Today was the day Mark, Thor, and the Warriors Three were going to head off to Alfheim. Mark had been kitted out with what Fandral referred to as 'adventurer's gear'. Mark was thankful of the thick furs, even if they were somewhat smelly, though he wasn't sure what use fifty feet of rope was.
"It's easy, Mark. Just put your foot on the stirrup and pull yourself over using the pommel," Volstagg explained patiently.
Mark eyed up the horse, not moving an inch toward it. It eyed him up just the same and snorted.
"I'll be fine flying," Mark said.
"For the whole day?" Fandral rolled his eyes, "That's no way to travel! It's far easier to be admired from atop a dashing white stead."
"...It's brown," Mark said, gesturing at the horse in case Fandral was looking at the wrong one.
"It's all in how it's told afterwards," Fandral retorted, "Get on."
Mark edged closer to the horse and followed Volstagg's instructions. He ended up on the horse, but it felt unbalanced and unwieldy compared to a good funnel of wind.
"To success and glory that will be told in tale for years to come," Thor boomed. His horse reared up and his cape billowed in what must have been a planned gust of wind. Every inch the hero.
Mark wasn't a hero. He would never go out of his way to save innocents or follow laws to the letter. He couldn't stop children from crying (since he was usually the one to make them cry). He needed to be around people who could take his abrasive attitude and give it back.

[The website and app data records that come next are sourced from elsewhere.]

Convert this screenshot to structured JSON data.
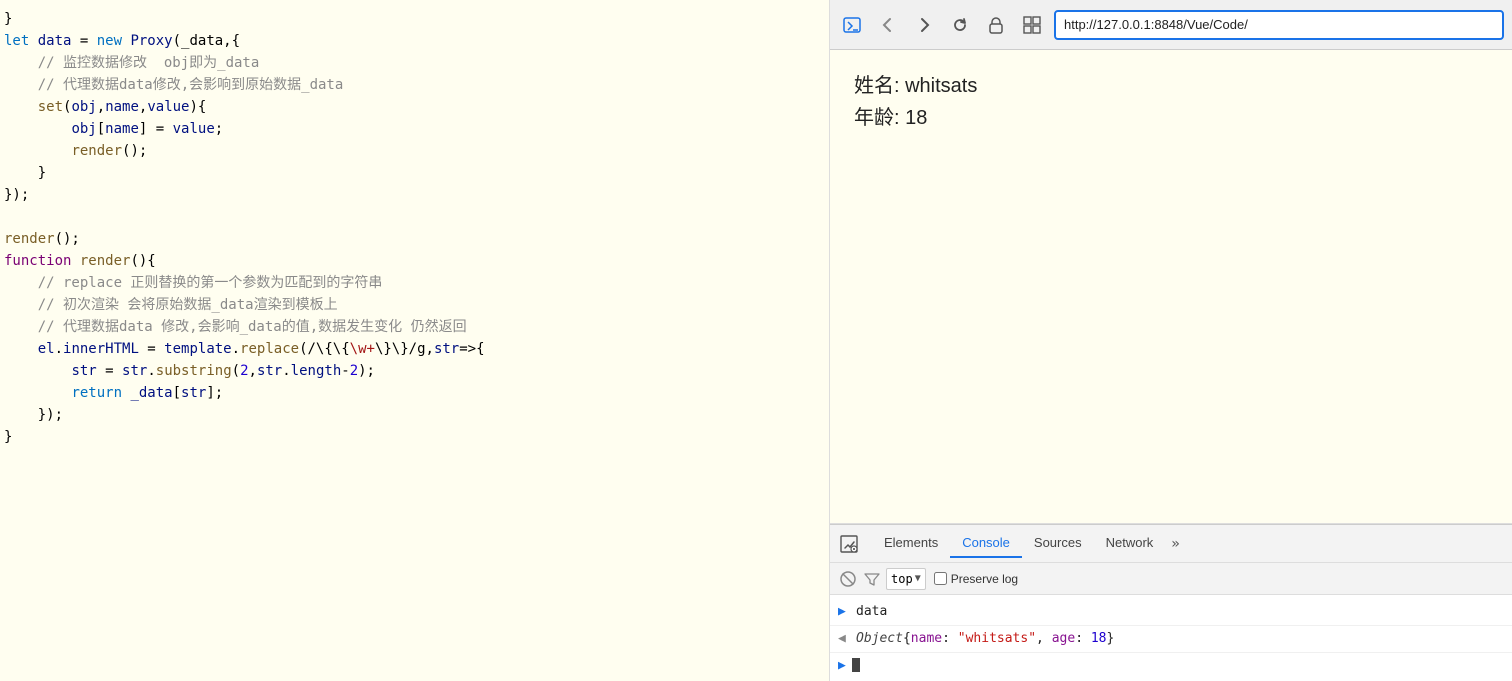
{
  "browser": {
    "url": "http://127.0.0.1:8848/Vue/Code/",
    "url_placeholder": "http://127.0.0.1:8848/Vue/Code/"
  },
  "preview": {
    "name_label": "姓名: whitsats",
    "age_label": "年龄: 18"
  },
  "devtools": {
    "tabs": [
      {
        "id": "elements",
        "label": "Elements",
        "active": false
      },
      {
        "id": "console",
        "label": "Console",
        "active": true
      },
      {
        "id": "sources",
        "label": "Sources",
        "active": false
      },
      {
        "id": "network",
        "label": "Network",
        "active": false
      }
    ],
    "more_label": "»",
    "console_context": "top",
    "preserve_log_label": "Preserve log"
  },
  "console": {
    "entries": [
      {
        "prompt": ">",
        "prompt_type": "right",
        "content": "data"
      },
      {
        "prompt": "←",
        "prompt_type": "left",
        "content": "Object {name: \"whitsats\", age: 18}"
      }
    ]
  },
  "code": {
    "lines": [
      {
        "num": "",
        "text": "}"
      },
      {
        "num": "",
        "text": "let data = new Proxy(_data,{"
      },
      {
        "num": "",
        "text": "    // 监控数据修改 obj即为_data"
      },
      {
        "num": "",
        "text": "    // 代理数据data修改,会影响到原始数据_data"
      },
      {
        "num": "",
        "text": "    set(obj,name,value){"
      },
      {
        "num": "",
        "text": "        obj[name] = value;"
      },
      {
        "num": "",
        "text": "        render();"
      },
      {
        "num": "",
        "text": "    }"
      },
      {
        "num": "",
        "text": "});"
      },
      {
        "num": "",
        "text": ""
      },
      {
        "num": "",
        "text": "render();"
      },
      {
        "num": "",
        "text": "function render(){"
      },
      {
        "num": "",
        "text": "    // replace 正则替换的第一个参数为匹配到的字符串"
      },
      {
        "num": "",
        "text": "    // 初次渲染 会将原始数据_data渲染到模板上"
      },
      {
        "num": "",
        "text": "    // 代理数据data 修改,会影响_data的值,数据发生变化 仍然返回"
      },
      {
        "num": "",
        "text": "    el.innerHTML = template.replace(/\\{\\{\\w+\\}\\}/g,str=>{"
      },
      {
        "num": "",
        "text": "        str = str.substring(2,str.length-2);"
      },
      {
        "num": "",
        "text": "        return _data[str];"
      },
      {
        "num": "",
        "text": "    });"
      },
      {
        "num": "",
        "text": "}"
      }
    ]
  }
}
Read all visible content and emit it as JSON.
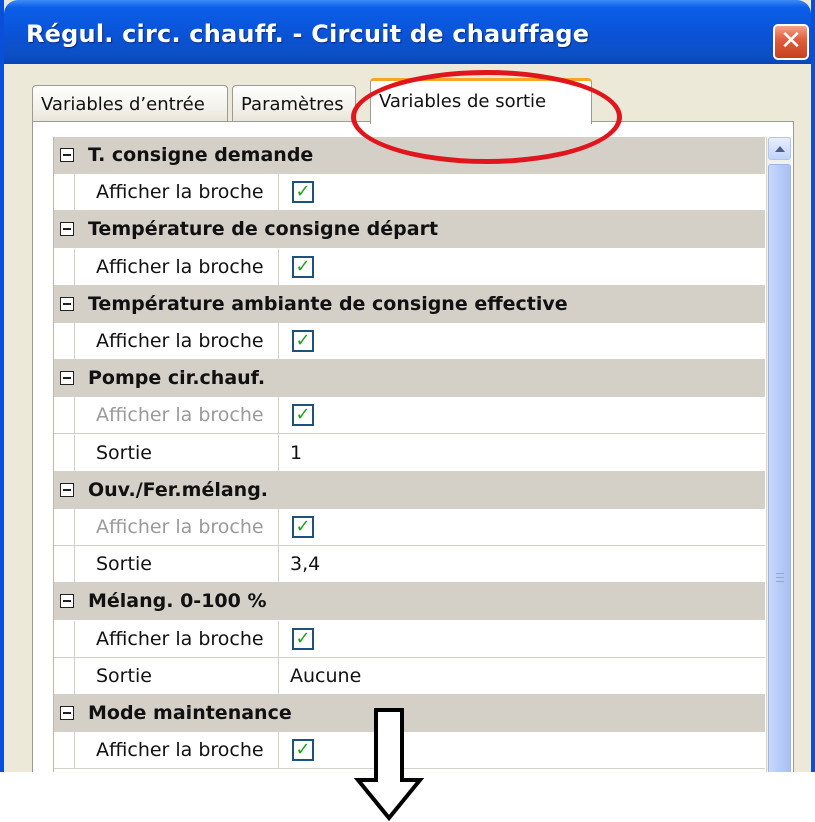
{
  "window": {
    "title": "Régul. circ. chauff. - Circuit de chauffage",
    "close_symbol": "✕"
  },
  "tabs": [
    {
      "label": "Variables d’entrée",
      "active": false
    },
    {
      "label": "Paramètres",
      "active": false
    },
    {
      "label": "Variables de sortie",
      "active": true
    }
  ],
  "groups": [
    {
      "title": "T. consigne demande",
      "rows": [
        {
          "name": "Afficher la broche",
          "type": "checkbox",
          "checked": true,
          "disabled": false
        }
      ]
    },
    {
      "title": "Température de consigne départ",
      "rows": [
        {
          "name": "Afficher la broche",
          "type": "checkbox",
          "checked": true,
          "disabled": false
        }
      ]
    },
    {
      "title": "Température ambiante de consigne effective",
      "rows": [
        {
          "name": "Afficher la broche",
          "type": "checkbox",
          "checked": true,
          "disabled": false
        }
      ]
    },
    {
      "title": "Pompe cir.chauf.",
      "rows": [
        {
          "name": "Afficher la broche",
          "type": "checkbox",
          "checked": true,
          "disabled": true
        },
        {
          "name": "Sortie",
          "type": "text",
          "value": "1",
          "disabled": false
        }
      ]
    },
    {
      "title": "Ouv./Fer.mélang.",
      "rows": [
        {
          "name": "Afficher la broche",
          "type": "checkbox",
          "checked": true,
          "disabled": true
        },
        {
          "name": "Sortie",
          "type": "text",
          "value": "3,4",
          "disabled": false
        }
      ]
    },
    {
      "title": "Mélang. 0-100 %",
      "rows": [
        {
          "name": "Afficher la broche",
          "type": "checkbox",
          "checked": true,
          "disabled": false
        },
        {
          "name": "Sortie",
          "type": "text",
          "value": "Aucune",
          "disabled": false
        }
      ]
    },
    {
      "title": "Mode maintenance",
      "rows": [
        {
          "name": "Afficher la broche",
          "type": "checkbox",
          "checked": true,
          "disabled": false
        }
      ]
    }
  ],
  "icons": {
    "expander": "minus-box-icon",
    "checkbox_mark": "✓",
    "scroll_up": "chevron-up-icon",
    "annotation_arrow": "down-arrow-icon"
  },
  "colors": {
    "titlebar": "#0a53d6",
    "tab_highlight": "#f5a623",
    "group_header": "#d4d0c8",
    "checkmark": "#21a121",
    "annotation": "#e0161c"
  }
}
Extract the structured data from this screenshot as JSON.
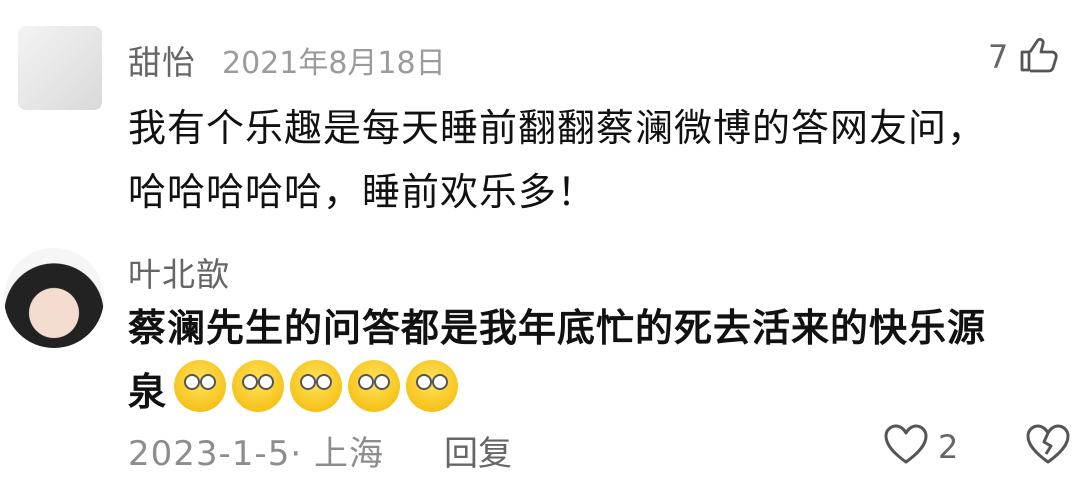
{
  "comments": [
    {
      "username": "甜怡",
      "date": "2021年8月18日",
      "text_line1": "我有个乐趣是每天睡前翻翻蔡澜微博的答网友问，",
      "text_line2": "哈哈哈哈哈，睡前欢乐多！",
      "like_count": "7"
    },
    {
      "username": "叶北歆",
      "text_line1": "蔡澜先生的问答都是我年底忙的死去活来的快乐源",
      "text_line2": "泉",
      "meta": "2023-1-5· 上海",
      "reply_label": "回复",
      "like_count": "2"
    }
  ]
}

He might not be a hero, but maybe in this crazy space-Viking world there might be a place for him.
Now if he could just see about getting the other Rogues here too...